After doing extensive research, Lee paid $10 for an app called GoodNotes (currently $7.99 on the App Store). He uses a stylus to write directly on the electronic documents, turning the iPad into a notebook of infinite pages.
“It gives you a full access to edit notebooks and stuff and you can make your own notebooks in the app,” Lee explained. “You can also edit PDFs which is really useful because when I was in Mrs. Ordinans’ stats class she gave out a lot of paper. I downloaded a scanner app and I scanned in all of her papers and put it into my iPad so I could do all the work on there. That way I had a lot more room to play around with. I also had all my documents and stuff on my iPad instead of a million sheets of paper in my folder, so it kept me a little more organized.”
Despite his success with it, Lee acknowledged that not everyone has an iPad lying around, especially when the district hands out Chromebooks to every student.

“I know everyone uses their Chromebook,” he said, “but the problem with Chromebooks is that typing notes is not the same as handwriting notes. And that’s something I really looked into when I was using my iPad because I wanted the same element of handwriting notes instead of just typing them, which is one way that really helps me retain information. So I think the easiest way is if you have a touchscreen device.”

The ultimate goal of the paper initiative, regardless of how it is achieved, remains the same: to save paper and therefore save money. Whether the bulk of that responsibility lies on the teachers or students remains to be seen.
“I think it will be effective in the long run,” said science teacher Mr. Gryzwa. “Everybody has a computer now so theoretically it should work, the problem is a lot of departments don’t have textbooks or even online books, so it makes it difficult, it almost forces them to make copies.”

As advisor of the Environmental Club, Mr. Gryzwa emphasized that the success of the paper initiative depended on not only saving but recycling paper.

“Paper is the component that ends up in recycling landfills the most,” he said. “One of the things that the Environmental Club talked about doing was these posters above the recycling bins so that teachers and students know what the right stuff is to throw in there. When the Environmental Club was brainstorming ideas, I kind of pushed that one a bit because it’s a good initiative.”
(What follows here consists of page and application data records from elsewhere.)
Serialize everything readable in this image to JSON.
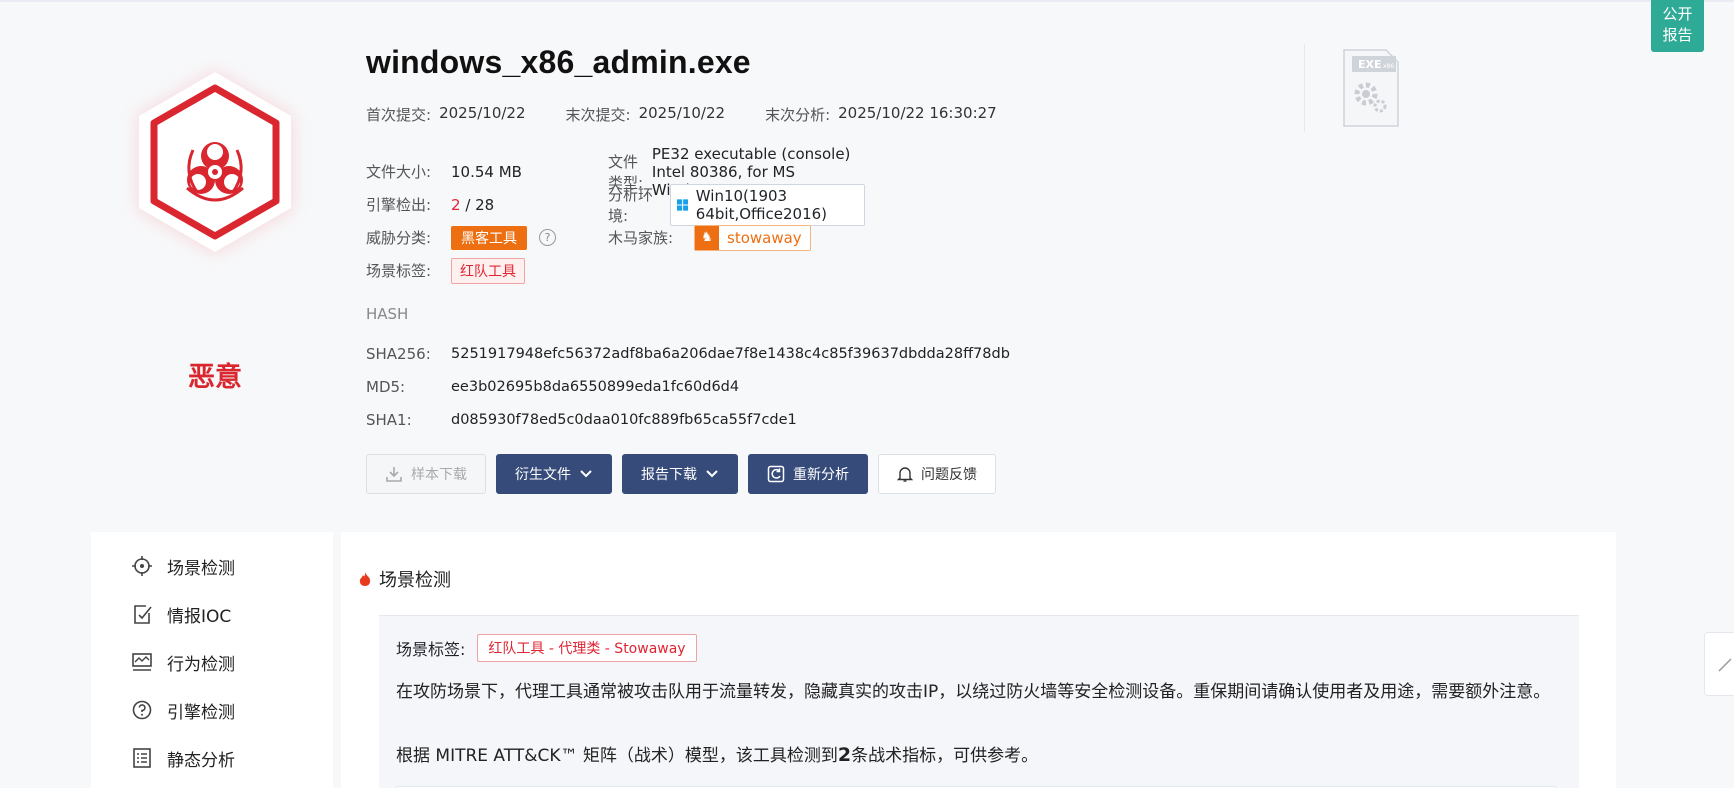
{
  "file": {
    "title": "windows_x86_admin.exe",
    "verdict": "恶意",
    "first_submit_label": "首次提交:",
    "first_submit": "2025/10/22",
    "last_submit_label": "末次提交:",
    "last_submit": "2025/10/22",
    "last_analysis_label": "末次分析:",
    "last_analysis": "2025/10/22 16:30:27",
    "size_label": "文件大小:",
    "size": "10.54 MB",
    "type_label": "文件类型:",
    "type": "PE32 executable (console) Intel 80386, for MS Windows",
    "engine_label": "引擎检出:",
    "engine_hits": "2",
    "engine_total": " / 28",
    "env_label": "分析环境:",
    "env": "Win10(1903 64bit,Office2016)",
    "threat_label": "威胁分类:",
    "threat": "黑客工具",
    "family_label": "木马家族:",
    "family": "stowaway",
    "scene_label": "场景标签:",
    "scene": "红队工具",
    "file_icon_label": "EXE",
    "file_icon_sub": "x86"
  },
  "hash": {
    "title": "HASH",
    "sha256_label": "SHA256:",
    "sha256": "5251917948efc56372adf8ba6a206dae7f8e1438c4c85f39637dbdda28ff78db",
    "md5_label": "MD5:",
    "md5": "ee3b02695b8da6550899eda1fc60d6d4",
    "sha1_label": "SHA1:",
    "sha1": "d085930f78ed5c0daa010fc889fb65ca55f7cde1"
  },
  "buttons": {
    "download_sample": "样本下载",
    "derived_files": "衍生文件",
    "report_download": "报告下载",
    "reanalyze": "重新分析",
    "feedback": "问题反馈"
  },
  "public_report": {
    "line1": "公开",
    "line2": "报告"
  },
  "sidebar": {
    "items": [
      {
        "label": "场景检测",
        "icon": "crosshair-icon"
      },
      {
        "label": "情报IOC",
        "icon": "edit-check-icon"
      },
      {
        "label": "行为检测",
        "icon": "monitor-activity-icon"
      },
      {
        "label": "引擎检测",
        "icon": "question-circle-icon"
      },
      {
        "label": "静态分析",
        "icon": "list-doc-icon"
      }
    ]
  },
  "section": {
    "title": "场景检测",
    "scene_label": "场景标签:",
    "scene_tag": "红队工具 - 代理类 - Stowaway",
    "paragraph": "在攻防场景下，代理工具通常被攻击队用于流量转发，隐藏真实的攻击IP，以绕过防火墙等安全检测设备。重保期间请确认使用者及用途，需要额外注意。",
    "mitre_prefix": "根据 MITRE ATT&CK™ 矩阵（战术）模型，该工具检测到",
    "mitre_count": "2",
    "mitre_suffix": "条战术指标，可供参考。"
  },
  "colors": {
    "malicious": "#d9262f",
    "primary_button": "#364b7a",
    "threat_tag": "#ee6f12",
    "public_report": "#2eaa96"
  }
}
“I’m not sure how far the district is going to go with the paper initiative,” said Mr. Perez. “Is it good to save money? Yes. Is it good to save money at the expense of doing stuff in my classroom that I think is good for my students? No. So, I guess teachers will cooperate and in the end we’ll do what we’re told by the school district, nut in the end we’re going to do what we think is best for our students.”